The task:
Copy exactly the lines of the material below that fall between the line with "Decode this image" and the line with "Transcribe this image's", both of those lines included; pictures stay out.

((

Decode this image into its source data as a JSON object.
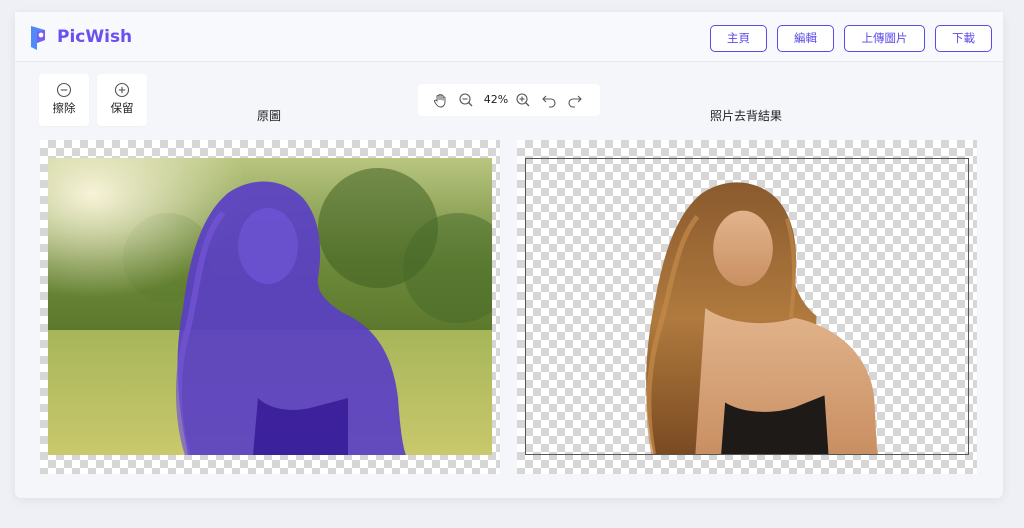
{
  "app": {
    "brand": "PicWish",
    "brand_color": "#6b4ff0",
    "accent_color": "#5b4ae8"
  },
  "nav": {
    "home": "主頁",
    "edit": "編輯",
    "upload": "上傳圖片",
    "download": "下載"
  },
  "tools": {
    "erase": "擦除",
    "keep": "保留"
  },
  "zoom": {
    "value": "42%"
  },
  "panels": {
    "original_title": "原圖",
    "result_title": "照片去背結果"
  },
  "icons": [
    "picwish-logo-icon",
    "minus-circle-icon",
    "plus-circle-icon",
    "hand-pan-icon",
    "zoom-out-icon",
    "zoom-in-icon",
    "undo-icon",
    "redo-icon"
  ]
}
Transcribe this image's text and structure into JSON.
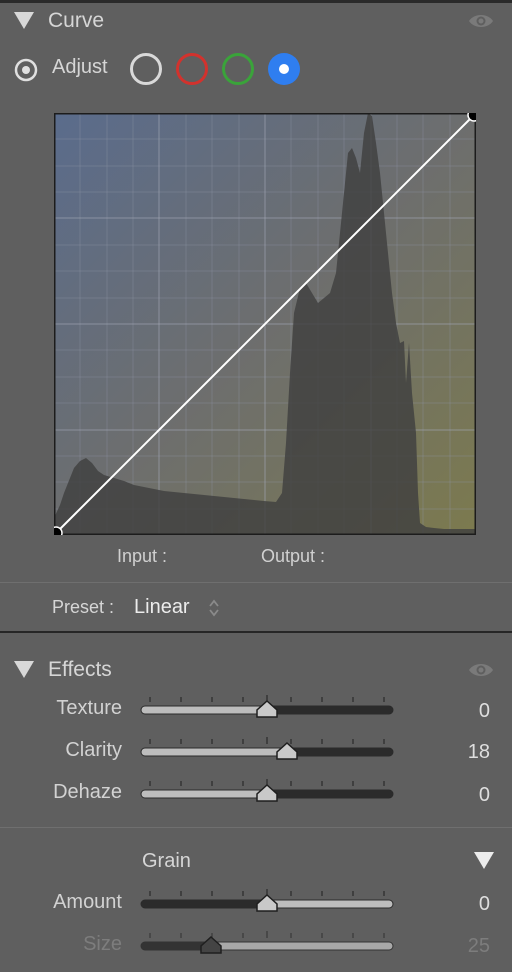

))
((

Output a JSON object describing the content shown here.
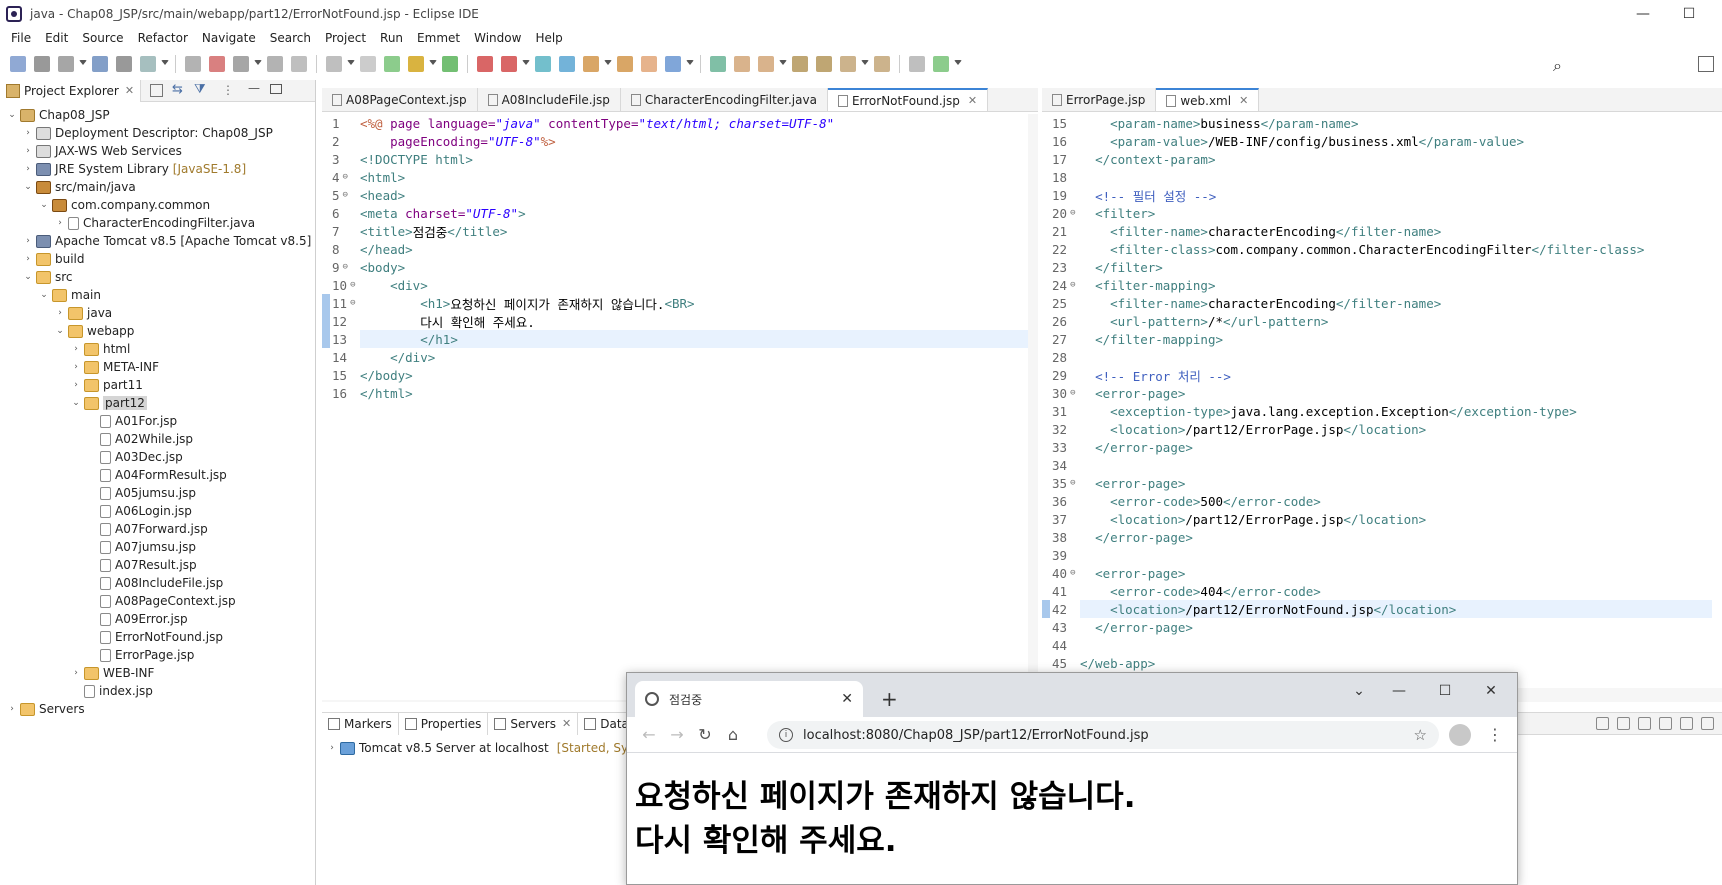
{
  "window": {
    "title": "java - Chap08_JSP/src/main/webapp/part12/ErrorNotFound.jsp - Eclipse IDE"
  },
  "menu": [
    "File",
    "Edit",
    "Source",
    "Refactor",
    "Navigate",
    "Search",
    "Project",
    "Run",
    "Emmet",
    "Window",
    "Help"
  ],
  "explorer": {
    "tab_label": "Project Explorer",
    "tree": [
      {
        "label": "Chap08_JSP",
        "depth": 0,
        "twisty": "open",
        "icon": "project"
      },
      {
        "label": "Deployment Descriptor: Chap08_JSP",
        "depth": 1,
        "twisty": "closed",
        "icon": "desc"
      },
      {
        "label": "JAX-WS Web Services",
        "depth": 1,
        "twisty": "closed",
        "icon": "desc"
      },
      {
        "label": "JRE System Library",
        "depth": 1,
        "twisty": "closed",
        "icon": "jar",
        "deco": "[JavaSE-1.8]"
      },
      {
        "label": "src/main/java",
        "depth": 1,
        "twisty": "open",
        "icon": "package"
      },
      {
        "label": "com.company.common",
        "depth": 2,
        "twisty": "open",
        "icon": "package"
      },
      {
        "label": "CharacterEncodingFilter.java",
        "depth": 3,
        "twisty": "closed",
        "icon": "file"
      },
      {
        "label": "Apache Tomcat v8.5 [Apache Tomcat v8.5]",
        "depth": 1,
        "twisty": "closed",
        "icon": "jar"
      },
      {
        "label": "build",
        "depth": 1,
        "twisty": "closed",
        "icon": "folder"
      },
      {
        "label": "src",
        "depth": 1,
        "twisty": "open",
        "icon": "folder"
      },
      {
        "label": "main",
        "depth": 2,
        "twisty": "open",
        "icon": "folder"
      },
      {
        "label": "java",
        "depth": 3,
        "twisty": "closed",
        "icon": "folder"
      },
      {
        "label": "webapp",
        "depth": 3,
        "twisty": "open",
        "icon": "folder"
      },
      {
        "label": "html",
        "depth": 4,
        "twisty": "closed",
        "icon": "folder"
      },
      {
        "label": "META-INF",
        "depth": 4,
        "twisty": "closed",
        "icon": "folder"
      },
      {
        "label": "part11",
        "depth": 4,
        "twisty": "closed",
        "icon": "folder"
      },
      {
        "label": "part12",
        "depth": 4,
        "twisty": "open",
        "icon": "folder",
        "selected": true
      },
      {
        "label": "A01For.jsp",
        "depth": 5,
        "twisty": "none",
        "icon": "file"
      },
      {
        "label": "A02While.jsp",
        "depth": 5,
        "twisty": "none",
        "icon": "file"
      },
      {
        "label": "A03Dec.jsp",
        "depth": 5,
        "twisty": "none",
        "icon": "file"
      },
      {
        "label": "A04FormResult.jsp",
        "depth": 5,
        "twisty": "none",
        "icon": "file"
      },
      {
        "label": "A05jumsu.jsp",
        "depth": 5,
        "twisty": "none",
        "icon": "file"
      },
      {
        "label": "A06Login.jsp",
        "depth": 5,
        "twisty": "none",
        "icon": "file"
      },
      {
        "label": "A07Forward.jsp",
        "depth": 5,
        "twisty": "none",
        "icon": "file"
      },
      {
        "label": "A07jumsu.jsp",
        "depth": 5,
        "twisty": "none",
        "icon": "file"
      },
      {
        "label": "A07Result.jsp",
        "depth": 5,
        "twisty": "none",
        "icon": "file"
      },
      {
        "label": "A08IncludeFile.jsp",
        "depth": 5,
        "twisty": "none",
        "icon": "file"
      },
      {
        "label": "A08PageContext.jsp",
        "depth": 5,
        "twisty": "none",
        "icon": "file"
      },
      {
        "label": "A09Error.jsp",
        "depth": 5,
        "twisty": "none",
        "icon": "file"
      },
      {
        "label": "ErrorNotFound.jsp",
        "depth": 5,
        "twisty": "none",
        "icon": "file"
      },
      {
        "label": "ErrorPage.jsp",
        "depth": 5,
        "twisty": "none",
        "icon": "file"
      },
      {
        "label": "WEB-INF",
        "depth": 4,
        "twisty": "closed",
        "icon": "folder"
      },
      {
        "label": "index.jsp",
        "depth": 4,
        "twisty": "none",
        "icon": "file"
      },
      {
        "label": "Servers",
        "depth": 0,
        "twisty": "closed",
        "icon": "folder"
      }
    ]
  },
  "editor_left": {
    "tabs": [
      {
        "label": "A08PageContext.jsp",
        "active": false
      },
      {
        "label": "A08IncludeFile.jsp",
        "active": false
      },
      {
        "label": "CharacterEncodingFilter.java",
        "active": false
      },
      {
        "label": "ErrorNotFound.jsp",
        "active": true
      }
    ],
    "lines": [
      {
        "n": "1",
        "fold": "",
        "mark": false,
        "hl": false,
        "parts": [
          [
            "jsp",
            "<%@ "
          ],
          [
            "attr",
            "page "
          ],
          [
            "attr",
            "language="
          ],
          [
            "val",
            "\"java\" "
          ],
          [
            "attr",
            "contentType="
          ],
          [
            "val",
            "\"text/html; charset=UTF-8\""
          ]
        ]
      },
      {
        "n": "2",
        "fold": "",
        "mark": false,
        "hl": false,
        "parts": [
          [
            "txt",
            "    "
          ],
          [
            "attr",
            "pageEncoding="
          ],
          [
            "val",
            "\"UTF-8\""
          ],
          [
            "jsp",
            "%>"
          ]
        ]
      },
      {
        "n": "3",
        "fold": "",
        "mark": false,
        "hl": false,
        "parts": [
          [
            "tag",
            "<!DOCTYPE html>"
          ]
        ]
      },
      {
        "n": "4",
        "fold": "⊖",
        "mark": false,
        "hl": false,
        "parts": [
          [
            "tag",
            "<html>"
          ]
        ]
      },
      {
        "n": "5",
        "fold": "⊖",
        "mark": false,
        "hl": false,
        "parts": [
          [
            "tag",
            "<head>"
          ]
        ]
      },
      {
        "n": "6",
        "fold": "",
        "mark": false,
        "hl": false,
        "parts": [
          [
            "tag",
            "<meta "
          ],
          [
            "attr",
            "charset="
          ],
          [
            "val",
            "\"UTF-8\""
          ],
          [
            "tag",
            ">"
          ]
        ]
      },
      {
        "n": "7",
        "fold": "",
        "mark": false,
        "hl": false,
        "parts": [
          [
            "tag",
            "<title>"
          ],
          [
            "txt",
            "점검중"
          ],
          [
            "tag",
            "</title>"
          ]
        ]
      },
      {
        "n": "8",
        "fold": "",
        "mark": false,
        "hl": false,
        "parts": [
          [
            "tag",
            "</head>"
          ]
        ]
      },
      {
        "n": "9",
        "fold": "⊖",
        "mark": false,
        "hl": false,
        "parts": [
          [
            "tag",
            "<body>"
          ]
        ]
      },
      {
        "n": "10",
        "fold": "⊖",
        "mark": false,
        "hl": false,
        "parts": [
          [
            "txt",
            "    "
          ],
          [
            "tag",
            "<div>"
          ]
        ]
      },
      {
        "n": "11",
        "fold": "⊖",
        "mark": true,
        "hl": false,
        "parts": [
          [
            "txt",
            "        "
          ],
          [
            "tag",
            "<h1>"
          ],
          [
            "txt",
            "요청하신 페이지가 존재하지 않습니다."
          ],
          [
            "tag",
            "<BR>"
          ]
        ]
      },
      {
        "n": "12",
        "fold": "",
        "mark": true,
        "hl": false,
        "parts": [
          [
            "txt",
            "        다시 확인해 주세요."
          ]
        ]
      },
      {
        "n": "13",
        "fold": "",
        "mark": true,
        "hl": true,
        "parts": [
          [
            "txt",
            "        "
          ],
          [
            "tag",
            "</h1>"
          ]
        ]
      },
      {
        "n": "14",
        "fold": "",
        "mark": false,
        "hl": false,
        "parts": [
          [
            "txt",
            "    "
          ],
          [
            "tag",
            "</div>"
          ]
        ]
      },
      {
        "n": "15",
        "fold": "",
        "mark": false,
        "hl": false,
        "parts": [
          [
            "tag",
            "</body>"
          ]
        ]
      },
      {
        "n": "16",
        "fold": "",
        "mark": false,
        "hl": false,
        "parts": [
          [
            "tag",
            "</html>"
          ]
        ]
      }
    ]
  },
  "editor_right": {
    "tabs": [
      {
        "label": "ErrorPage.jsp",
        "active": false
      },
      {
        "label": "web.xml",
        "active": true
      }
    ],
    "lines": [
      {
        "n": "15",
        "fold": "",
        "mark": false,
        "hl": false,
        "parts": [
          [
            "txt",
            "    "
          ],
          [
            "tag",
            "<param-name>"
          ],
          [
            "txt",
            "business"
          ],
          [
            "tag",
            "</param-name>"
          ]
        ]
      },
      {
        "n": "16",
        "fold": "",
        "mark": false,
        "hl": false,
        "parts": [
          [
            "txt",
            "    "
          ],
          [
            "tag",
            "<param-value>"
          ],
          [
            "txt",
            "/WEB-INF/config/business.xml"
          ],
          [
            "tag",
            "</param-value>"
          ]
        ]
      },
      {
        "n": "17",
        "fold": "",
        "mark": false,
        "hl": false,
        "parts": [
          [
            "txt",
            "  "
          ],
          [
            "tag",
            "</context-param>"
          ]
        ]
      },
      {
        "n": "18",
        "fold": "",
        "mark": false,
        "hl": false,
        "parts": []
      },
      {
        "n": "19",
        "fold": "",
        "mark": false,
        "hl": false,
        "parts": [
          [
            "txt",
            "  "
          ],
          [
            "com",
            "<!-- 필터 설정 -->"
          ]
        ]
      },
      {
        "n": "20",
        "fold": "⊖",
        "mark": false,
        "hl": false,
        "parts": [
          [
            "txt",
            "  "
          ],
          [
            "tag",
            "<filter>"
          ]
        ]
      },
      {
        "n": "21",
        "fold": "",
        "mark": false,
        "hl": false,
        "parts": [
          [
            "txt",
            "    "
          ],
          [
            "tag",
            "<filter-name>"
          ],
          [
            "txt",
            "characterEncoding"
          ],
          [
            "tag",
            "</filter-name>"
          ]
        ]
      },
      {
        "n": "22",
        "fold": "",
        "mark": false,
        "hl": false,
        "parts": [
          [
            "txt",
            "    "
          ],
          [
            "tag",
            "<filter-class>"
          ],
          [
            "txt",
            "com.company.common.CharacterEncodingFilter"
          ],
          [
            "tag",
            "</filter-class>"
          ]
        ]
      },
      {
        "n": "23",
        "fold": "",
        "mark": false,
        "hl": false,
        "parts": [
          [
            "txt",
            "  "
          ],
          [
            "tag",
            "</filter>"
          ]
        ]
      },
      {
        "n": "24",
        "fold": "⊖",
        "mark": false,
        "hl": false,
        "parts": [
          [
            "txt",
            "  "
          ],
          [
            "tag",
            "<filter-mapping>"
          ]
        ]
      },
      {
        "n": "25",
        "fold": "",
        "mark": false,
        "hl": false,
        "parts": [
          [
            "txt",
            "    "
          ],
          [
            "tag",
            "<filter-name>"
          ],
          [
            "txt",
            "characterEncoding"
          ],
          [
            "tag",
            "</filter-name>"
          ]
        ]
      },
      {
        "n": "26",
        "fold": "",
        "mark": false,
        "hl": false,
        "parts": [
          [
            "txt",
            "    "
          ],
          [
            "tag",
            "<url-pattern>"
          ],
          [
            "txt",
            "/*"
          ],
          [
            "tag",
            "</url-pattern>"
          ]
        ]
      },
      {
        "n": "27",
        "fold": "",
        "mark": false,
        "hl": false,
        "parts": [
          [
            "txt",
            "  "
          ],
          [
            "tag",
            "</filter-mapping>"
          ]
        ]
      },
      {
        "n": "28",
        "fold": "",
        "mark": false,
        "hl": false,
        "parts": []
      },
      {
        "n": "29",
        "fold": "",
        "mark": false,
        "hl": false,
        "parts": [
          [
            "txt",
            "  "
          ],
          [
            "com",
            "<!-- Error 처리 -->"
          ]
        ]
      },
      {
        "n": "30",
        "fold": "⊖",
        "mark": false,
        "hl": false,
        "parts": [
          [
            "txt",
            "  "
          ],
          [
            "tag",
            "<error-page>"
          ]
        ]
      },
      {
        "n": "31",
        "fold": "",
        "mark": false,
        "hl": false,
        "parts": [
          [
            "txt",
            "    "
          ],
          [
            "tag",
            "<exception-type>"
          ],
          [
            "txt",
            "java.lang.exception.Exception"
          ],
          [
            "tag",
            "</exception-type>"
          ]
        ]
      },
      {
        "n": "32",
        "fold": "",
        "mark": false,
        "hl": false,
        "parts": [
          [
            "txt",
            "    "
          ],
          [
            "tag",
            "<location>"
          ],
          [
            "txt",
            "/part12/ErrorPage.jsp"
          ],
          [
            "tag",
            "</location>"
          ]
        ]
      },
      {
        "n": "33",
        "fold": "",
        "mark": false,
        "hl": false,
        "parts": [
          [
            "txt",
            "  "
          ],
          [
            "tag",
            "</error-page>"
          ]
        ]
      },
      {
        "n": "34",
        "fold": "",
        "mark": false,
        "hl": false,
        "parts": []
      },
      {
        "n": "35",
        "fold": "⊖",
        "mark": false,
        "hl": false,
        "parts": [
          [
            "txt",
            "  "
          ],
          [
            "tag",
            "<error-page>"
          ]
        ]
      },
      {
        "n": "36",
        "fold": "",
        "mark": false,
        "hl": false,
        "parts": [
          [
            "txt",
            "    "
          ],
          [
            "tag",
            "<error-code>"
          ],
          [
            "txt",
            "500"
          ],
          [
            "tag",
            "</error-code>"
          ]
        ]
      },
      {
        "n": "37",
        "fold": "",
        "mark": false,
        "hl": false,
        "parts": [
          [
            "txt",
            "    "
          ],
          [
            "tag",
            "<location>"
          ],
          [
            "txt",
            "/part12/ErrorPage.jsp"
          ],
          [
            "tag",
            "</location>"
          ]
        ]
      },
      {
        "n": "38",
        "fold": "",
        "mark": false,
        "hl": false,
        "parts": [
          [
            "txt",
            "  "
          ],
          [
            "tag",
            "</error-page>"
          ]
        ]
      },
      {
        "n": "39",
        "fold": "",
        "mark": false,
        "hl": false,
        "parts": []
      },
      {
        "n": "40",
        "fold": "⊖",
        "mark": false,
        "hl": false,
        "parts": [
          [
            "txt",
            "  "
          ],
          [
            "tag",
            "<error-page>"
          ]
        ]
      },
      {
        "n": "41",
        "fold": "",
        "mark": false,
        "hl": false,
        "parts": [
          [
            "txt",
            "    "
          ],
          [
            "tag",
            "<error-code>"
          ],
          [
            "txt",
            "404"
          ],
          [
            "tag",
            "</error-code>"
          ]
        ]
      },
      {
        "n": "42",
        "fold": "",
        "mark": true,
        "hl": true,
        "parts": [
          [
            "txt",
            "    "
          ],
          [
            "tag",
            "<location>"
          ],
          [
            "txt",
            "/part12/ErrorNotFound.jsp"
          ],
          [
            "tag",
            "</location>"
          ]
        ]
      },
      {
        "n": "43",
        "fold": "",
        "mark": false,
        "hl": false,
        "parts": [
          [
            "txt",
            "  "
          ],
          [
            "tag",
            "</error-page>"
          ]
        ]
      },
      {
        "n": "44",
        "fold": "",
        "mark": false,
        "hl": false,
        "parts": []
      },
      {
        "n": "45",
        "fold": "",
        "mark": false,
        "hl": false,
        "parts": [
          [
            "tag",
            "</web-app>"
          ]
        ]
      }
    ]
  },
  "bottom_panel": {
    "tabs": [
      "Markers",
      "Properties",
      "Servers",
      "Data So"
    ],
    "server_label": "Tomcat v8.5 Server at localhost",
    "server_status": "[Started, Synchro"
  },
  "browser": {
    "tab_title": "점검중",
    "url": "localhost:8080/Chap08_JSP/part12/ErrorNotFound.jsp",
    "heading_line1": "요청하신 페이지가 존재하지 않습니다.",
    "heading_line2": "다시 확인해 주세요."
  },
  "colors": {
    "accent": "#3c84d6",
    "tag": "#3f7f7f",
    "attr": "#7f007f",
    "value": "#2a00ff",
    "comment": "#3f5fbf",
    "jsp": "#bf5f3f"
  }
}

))

Solution for this problem:
Decode this image into its source data as a JSON object.
{
  "app": {
    "brand": "PicWish",
    "brand_color": "#6b4ff0",
    "accent_color": "#5b4ae8"
  },
  "nav": {
    "home": "主頁",
    "edit": "編輯",
    "upload": "上傳圖片",
    "download": "下載"
  },
  "tools": {
    "erase": "擦除",
    "keep": "保留"
  },
  "zoom": {
    "value": "42%"
  },
  "panels": {
    "original_title": "原圖",
    "result_title": "照片去背結果"
  },
  "icons": [
    "picwish-logo-icon",
    "minus-circle-icon",
    "plus-circle-icon",
    "hand-pan-icon",
    "zoom-out-icon",
    "zoom-in-icon",
    "undo-icon",
    "redo-icon"
  ]
}
Transcribe this image's text and structure into JSON.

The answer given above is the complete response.